Flute players in opera orchestra around the world must look forward to the frequent appearances of Donizetti’s Lucia di Lammermoor, knowing that while the stage spotlight in the mad scene will be on the soprano, the orchestral spotlight will be on their instrument.
19 Sep 2007
Psalms for the Spirit
Psalmody, be it in the form of chanted recitations or anthem settings, lies close to the heart of liturgical singing, and this collection, “Psalms for the Spirit” brings together an engaging variety of both long familiar and recent psalms that celebrates the traditions and explores new directions.
Noel Edison’s forces offer highly polished renditions that show great care in preparation and skill in execution. (As a side note, it is not entirely clear just who “Noel Edison’s forces” are—the disc and cover material identify them as the Choir of St. John’s, Elora; the liner notes, however, describe them as the professional Elora Festival Singers. One imagines a degree of overlap, in any event, but the editorial slip is irksome.) The choir’s chanting is richly controlled, nicely articulate, and sensitively inflected. However, the price paid in order to achieve this level of control is an occasional trace of “undersinging” and constraint. With the Anglican chants this is not particularly problematic as their verbal priority invites a lightness and ease of production. Similarly, in anthems such as the introspective “O Pray for the Peace of Jerusalem” by Herbert Howells, the intimacy of the setting is well served by the close control. But despite all the good things—wonderful blend, subtlety of inflection and articulation—it remains hard to shake the occasional trace of constraint and the wish for more freedom of sound. This is most apparent in Parry’s war horse, “I was Glad,” trotted out as a rousing conclusion to the program; it is well sung, but also a bit underwhelming. Or in William Matthias’s sprightly “Let the Peoples Praise Thee, O God,” written for the 1981 wedding of the Prince of Wales and Lady Diana Spencer, the choir never yields to throw some unbuttoned caution to the wind, and the frolicsome lines are less rollicking for it.

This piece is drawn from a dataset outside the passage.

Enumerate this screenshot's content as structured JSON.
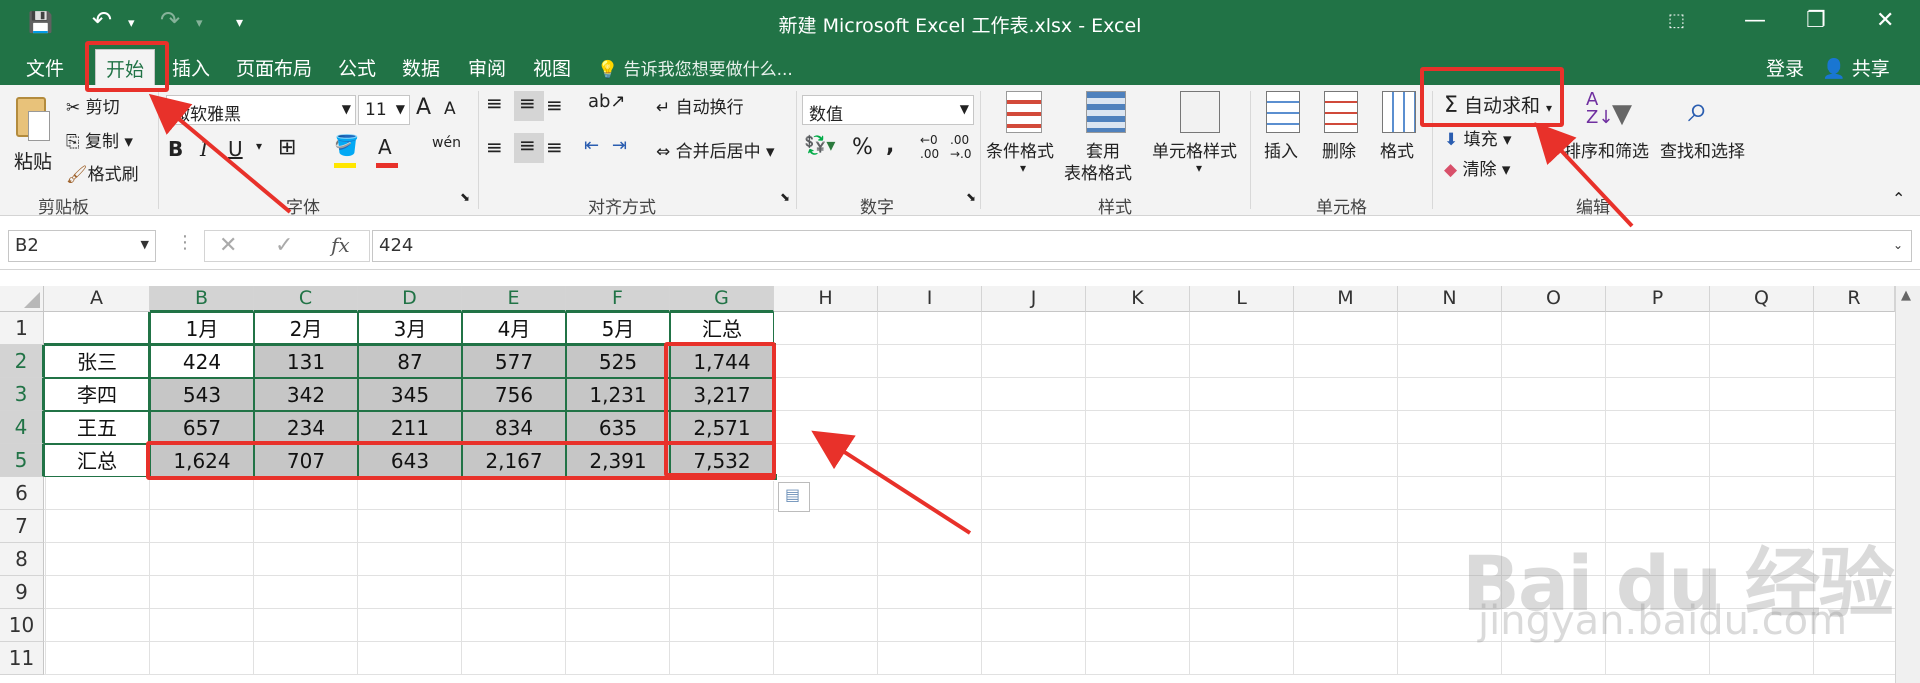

The program itself is a well-crafted anthology of both anthems and chants, chestnuts (Garrett, Goss, and Samuel Wesley) and newer works (Chlicott, Larkin, and Edison). Of the newer pieces, Robert Chilcott’s “My Prayer” is particularly notable. Combining interesting textures, harmonies, and evocations of Purcell’s famous “Hear my prayer,” it is a challenging and welcome addition to a repertory that sometimes finds the shackle of tradition difficult to break.